Task to complete — Word for word, write out the entries that follow, omitting all pictures.
** Opening Provided records block **
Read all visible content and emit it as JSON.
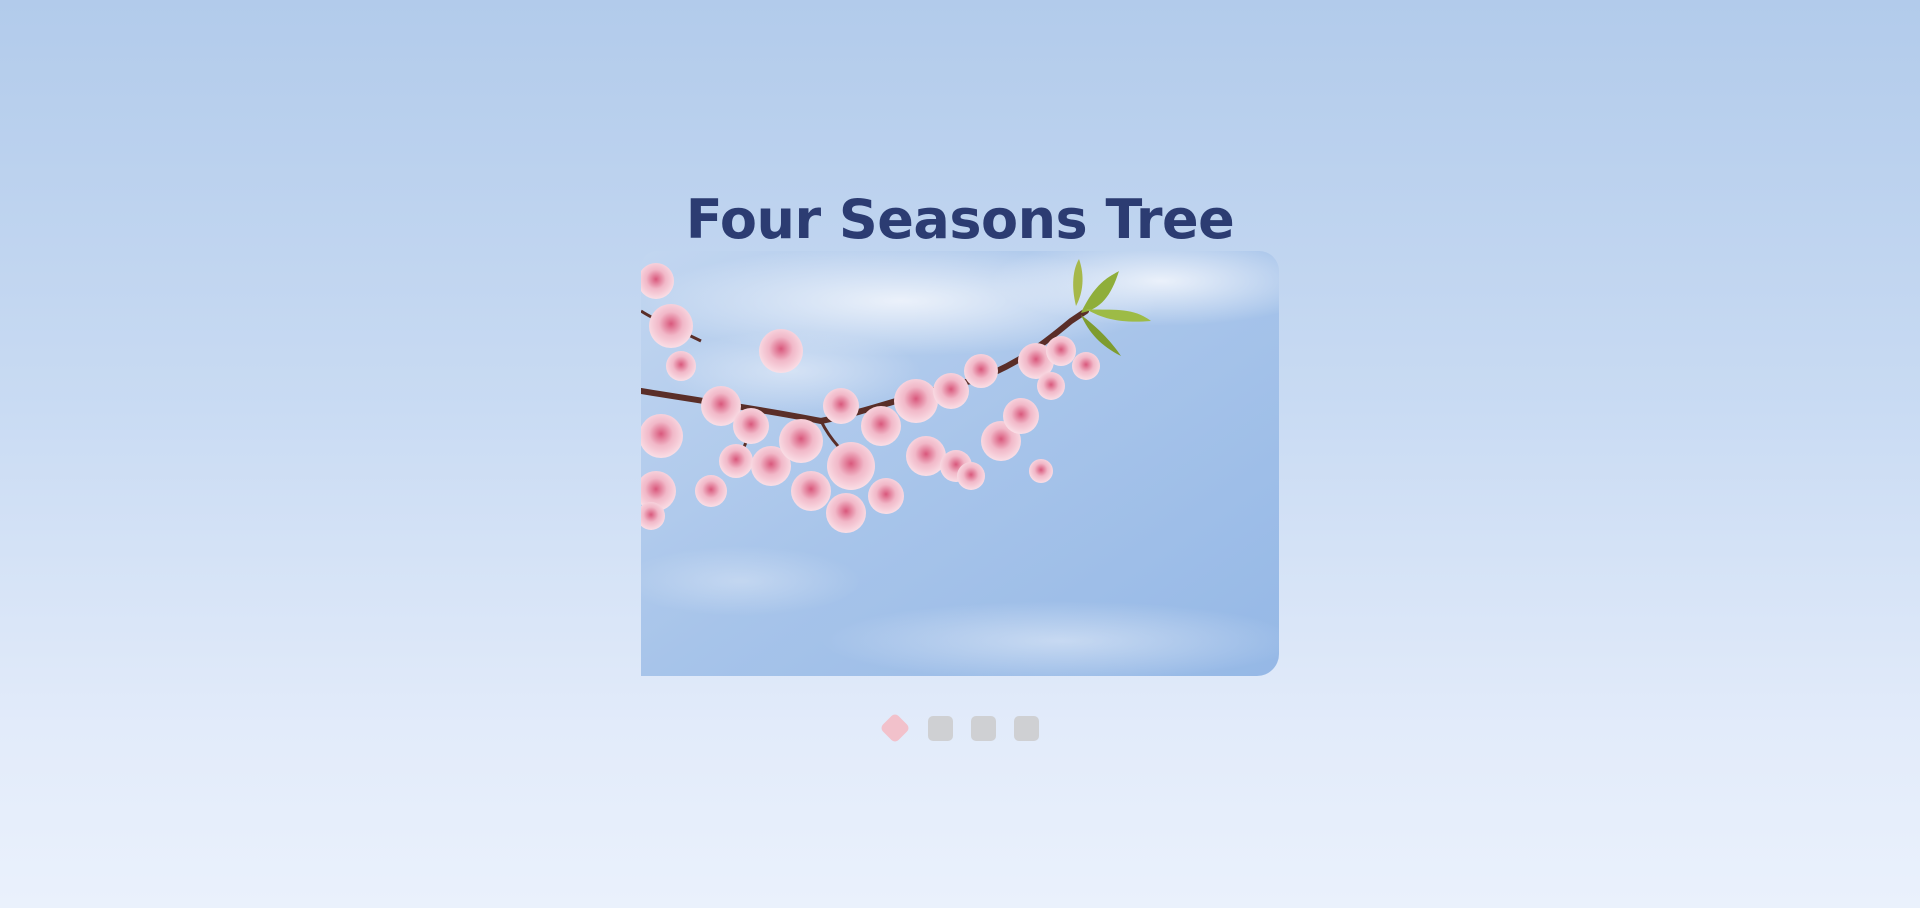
{
  "page": {
    "title": "Four Seasons Tree"
  },
  "carousel": {
    "slides": [
      {
        "image_icon": "cherry-blossom-image"
      }
    ],
    "active_index": 0,
    "dot_count": 4,
    "colors": {
      "active_dot": "#f2c1cb",
      "inactive_dot": "#cfd0d3",
      "title": "#2c3c72"
    }
  }
}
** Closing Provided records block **
Finished task —
Read all visible content and emit it as JSON.
{
  "page": {
    "title": "Four Seasons Tree"
  },
  "carousel": {
    "slides": [
      {
        "image_icon": "cherry-blossom-image"
      }
    ],
    "active_index": 0,
    "dot_count": 4,
    "colors": {
      "active_dot": "#f2c1cb",
      "inactive_dot": "#cfd0d3",
      "title": "#2c3c72"
    }
  }
}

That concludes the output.